In fact, the Paris Agreement actually was a treaty by its terms, custom, and practice. Despite this, the Obama State Department pushed the line, not only via its own spokesmen but through outsiders and certain media contacts, that this agreement was not a treaty and didn’t need to be ratified the Senate. The State Department called these third parties “validators.” We have requested more information about these “validators” through the Freedom of Information Act (FOIA).
The State Department operated a vast network of these so-called “validators.” One well-placed “validator” State recruited promised to “write a ‘good news’ op-ed to follow up on his gloomy one in the WSJ from [August 2015].”
In CEI’s FOIA litigation with the U.S. Environmental Protection Agency (EPA) over former Administrator Lisa Jackson’s infamous “Richard Windsor” account, the EPA produced piles of emails discussing its various “validators” for the Waters of the United States, Clean Power Plan, and other controversial rules now facing rollback. They didn’t pretend there is a personal privacy interest in being a possible, let alone an agreed, pre-arranged promoter of an agency or administration. More information on the communication with these people will provide clarity to the public as to why some media organizations and other individuals were opposing requiring Senate ratification of this treaty.
We have also learned that State Department employees were using the encrypted messaging app WhatsApp during the United Nations Climate Change Conference to communicate with each other. The Federal Records Act requires preserving all such records for historical purposes and regardless of the application used. We wish to confirm that such records were properly preserved and know what the State Department was talking about in such secret communications.
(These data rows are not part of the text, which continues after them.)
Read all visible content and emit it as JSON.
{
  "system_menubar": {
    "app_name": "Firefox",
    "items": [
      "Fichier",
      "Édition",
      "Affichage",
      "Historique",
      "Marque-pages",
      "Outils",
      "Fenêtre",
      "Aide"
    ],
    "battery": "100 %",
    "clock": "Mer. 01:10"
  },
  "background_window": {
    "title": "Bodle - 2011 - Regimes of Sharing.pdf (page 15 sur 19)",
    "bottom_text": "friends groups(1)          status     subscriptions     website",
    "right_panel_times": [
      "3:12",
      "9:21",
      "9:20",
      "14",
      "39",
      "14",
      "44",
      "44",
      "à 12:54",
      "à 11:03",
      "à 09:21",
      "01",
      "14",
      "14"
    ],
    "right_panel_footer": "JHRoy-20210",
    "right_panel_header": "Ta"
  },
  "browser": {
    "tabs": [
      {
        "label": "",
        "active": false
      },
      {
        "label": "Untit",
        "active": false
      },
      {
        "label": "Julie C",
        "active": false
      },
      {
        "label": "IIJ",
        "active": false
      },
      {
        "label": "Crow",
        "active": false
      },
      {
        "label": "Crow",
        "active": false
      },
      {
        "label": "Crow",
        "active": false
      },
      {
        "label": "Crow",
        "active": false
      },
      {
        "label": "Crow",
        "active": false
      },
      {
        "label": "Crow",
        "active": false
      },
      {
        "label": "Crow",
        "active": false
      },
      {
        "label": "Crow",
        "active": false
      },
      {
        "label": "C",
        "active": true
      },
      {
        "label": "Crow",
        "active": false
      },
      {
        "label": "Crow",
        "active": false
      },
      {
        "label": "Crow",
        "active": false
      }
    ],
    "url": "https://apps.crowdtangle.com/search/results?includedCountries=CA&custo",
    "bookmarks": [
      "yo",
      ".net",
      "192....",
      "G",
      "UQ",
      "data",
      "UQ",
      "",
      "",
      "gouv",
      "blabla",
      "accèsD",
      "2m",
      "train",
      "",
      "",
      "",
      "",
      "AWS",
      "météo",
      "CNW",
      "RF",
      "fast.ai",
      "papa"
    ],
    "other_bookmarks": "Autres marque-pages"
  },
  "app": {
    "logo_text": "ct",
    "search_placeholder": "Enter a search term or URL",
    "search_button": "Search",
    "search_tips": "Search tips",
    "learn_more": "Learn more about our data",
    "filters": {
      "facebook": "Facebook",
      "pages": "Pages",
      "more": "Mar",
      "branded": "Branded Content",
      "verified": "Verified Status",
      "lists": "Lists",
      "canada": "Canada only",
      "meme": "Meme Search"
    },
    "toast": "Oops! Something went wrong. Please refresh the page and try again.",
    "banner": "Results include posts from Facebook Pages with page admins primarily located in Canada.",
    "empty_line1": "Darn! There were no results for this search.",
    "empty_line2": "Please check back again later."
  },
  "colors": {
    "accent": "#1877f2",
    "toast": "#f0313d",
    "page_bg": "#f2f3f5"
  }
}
The State Department has not responded to these and related FOIA requests as required by the deadlines imposed under the Freedom of Information Act. As such, yesterday we filed a lawsuit to compel production of these records. These records cannot stay hidden just by ignoring our requests.